No wonder the Russians are reported to be delirious that Donald Trump is now president, a man who has said nice things about Russia’s President Vladimir Putin.
If the two meet sometime soon maybe there will be an end to this unnecessary hostility. The Moscow-Washington relationship is the most important political issue in the world and this may well be the last chance to get it right.
Russia and the US have never fought each other in the 200 years of their relationship. Russia aided the North during the Civil War and sent warships to prevent England and France supporting the confederacy. During the World Wars the two were close allies.
However, they came near to catastrophic war during the Cold War when Russia armed Cuba with nuclear weapons. This will never happen again. It chilled the blood down to zero on both sides. But one can imagine limited armed clashes on the Estonian-Russian border, nuclear sabre rattling, a more intimate alliance between China and Russia, an urge to sabotage, as was done during the Cold War, any diplomacy or interventions made by the other and a continuation of both countries keeping their long-range nuclear weapons on hair-trigger alert.
Under H.W. Bush post-Cold War relations got off to a good start. Nevertheless, the US treated Russia as a defeated nation that could be taken advantage of. Read the rest of this entry »
By Jan Oberg
A brilliant blow to US/NATO
policies and mainstream media
Lund, Sweden – January 26, 2017
Tulsi Gabbard* and former peace presidential candidate Dennis Kucinich (D) have just visited Aleppo and Damascus in Syria and met citizens, religious leaders and President Assad.
Watch here how CNN tries to frame her as siding with Assad:
Starting out with Twitter girl Bana with President Erdogan (one more time – how stupid does CNN think we are?) and then showing no interest in what she reports because it doesn’t fit the deceptive Western narrative.
Much more important, however, listen to what Gabbard says in just 6 minutes about: Read the rest of this entry »

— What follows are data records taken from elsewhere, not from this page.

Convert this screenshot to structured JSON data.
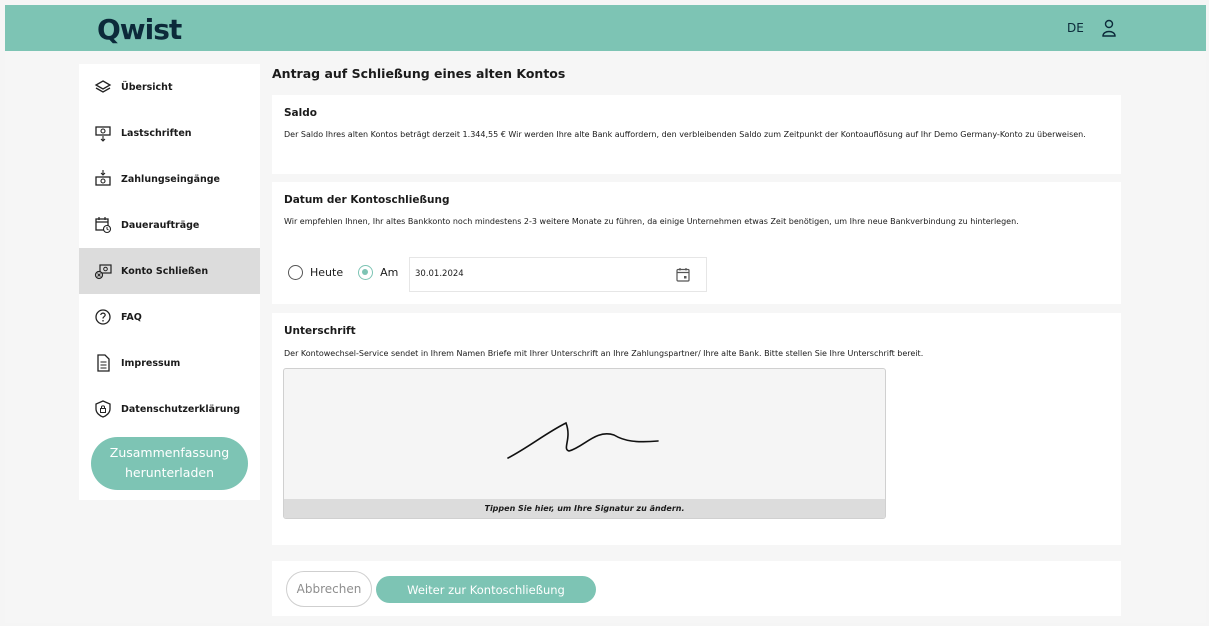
{
  "brand": {
    "logo": "Qwist",
    "accent_color": "#7dc4b4"
  },
  "header": {
    "language": "DE",
    "user_icon": "user-icon"
  },
  "sidebar": {
    "items": [
      {
        "label": "Übersicht",
        "icon": "layers-icon"
      },
      {
        "label": "Lastschriften",
        "icon": "money-out-icon"
      },
      {
        "label": "Zahlungseingänge",
        "icon": "money-in-icon"
      },
      {
        "label": "Daueraufträge",
        "icon": "calendar-clock-icon"
      },
      {
        "label": "Konto Schließen",
        "icon": "close-account-icon",
        "active": true
      },
      {
        "label": "FAQ",
        "icon": "help-icon"
      },
      {
        "label": "Impressum",
        "icon": "document-icon"
      },
      {
        "label": "Datenschutzerklärung",
        "icon": "shield-icon"
      }
    ],
    "summary_button": {
      "line1": "Zusammenfassung",
      "line2": "herunterladen"
    }
  },
  "main": {
    "title": "Antrag auf Schließung eines alten Kontos",
    "saldo": {
      "title": "Saldo",
      "text": "Der Saldo Ihres alten Kontos beträgt derzeit 1.344,55 € Wir werden Ihre alte Bank auffordern, den verbleibenden Saldo zum Zeitpunkt der Kontoauflösung auf Ihr Demo Germany-Konto zu überweisen."
    },
    "date_section": {
      "title": "Datum der Kontoschließung",
      "text": "Wir empfehlen Ihnen, Ihr altes Bankkonto noch mindestens 2-3 weitere Monate zu führen, da einige Unternehmen etwas Zeit benötigen, um Ihre neue Bankverbindung zu hinterlegen.",
      "option_today": "Heute",
      "option_on": "Am",
      "selected_option": "Am",
      "date_value": "30.01.2024"
    },
    "signature": {
      "title": "Unterschrift",
      "text": "Der Kontowechsel-Service sendet in Ihrem Namen Briefe mit Ihrer Unterschrift an Ihre Zahlungspartner/ Ihre alte Bank. Bitte stellen Sie Ihre Unterschrift bereit.",
      "caption": "Tippen Sie hier, um Ihre Signatur zu ändern."
    }
  },
  "footer": {
    "cancel_label": "Abbrechen",
    "next_label": "Weiter zur Kontoschließung"
  }
}
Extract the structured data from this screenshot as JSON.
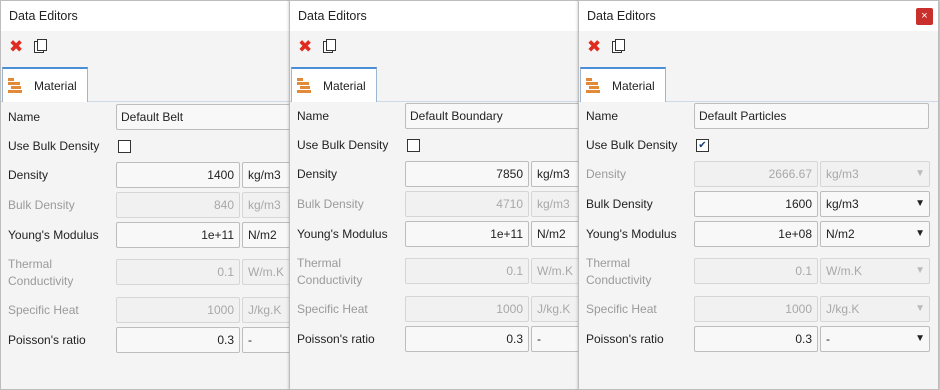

By Chaiwat Satha-Anand,
At the 16th International Peace Research Association (IPRA) conference held in Brisbane, Australia in 1996 under the guidance of Ralph Summy with the theme” Creating Nonviolent Future”, Glenn D.Paige began his keynote address titled: “To Leap Beyond Yet Nearer Bring: from war to peace to nonviolence to nonkilling” by recounting another IPRA meeting held in Yokohama, in 1980.
At that meeting, a question was raised as to whether it would be possible for IPRA to take up the subject of “nonviolence”.
A distinguished European researcher responded in the negative saying that nonviolence “would discredit peace research”.
Six years later in 1986 at the IPRA conference held in Sussex, Theodore Herman convened what I believe to be the first IPRA nonviolence commission. Later in 1988 at the IPRA meeting held in Rio de Janeiro, Herman asked Paige to help convene the next nonviolence commission. Paige became the convenor of the nonviolence commission in the 1990 IPRA conference held in Groningen, Netherlands. [Papers from this conference were published in Gandhi Marg Vol.14 No.1 (April-June 1992)]
I attended the first IPRA conference in Rio de Janeiro in 1988. Glenn Paige was my teacher and mentor. Read the rest of this entry »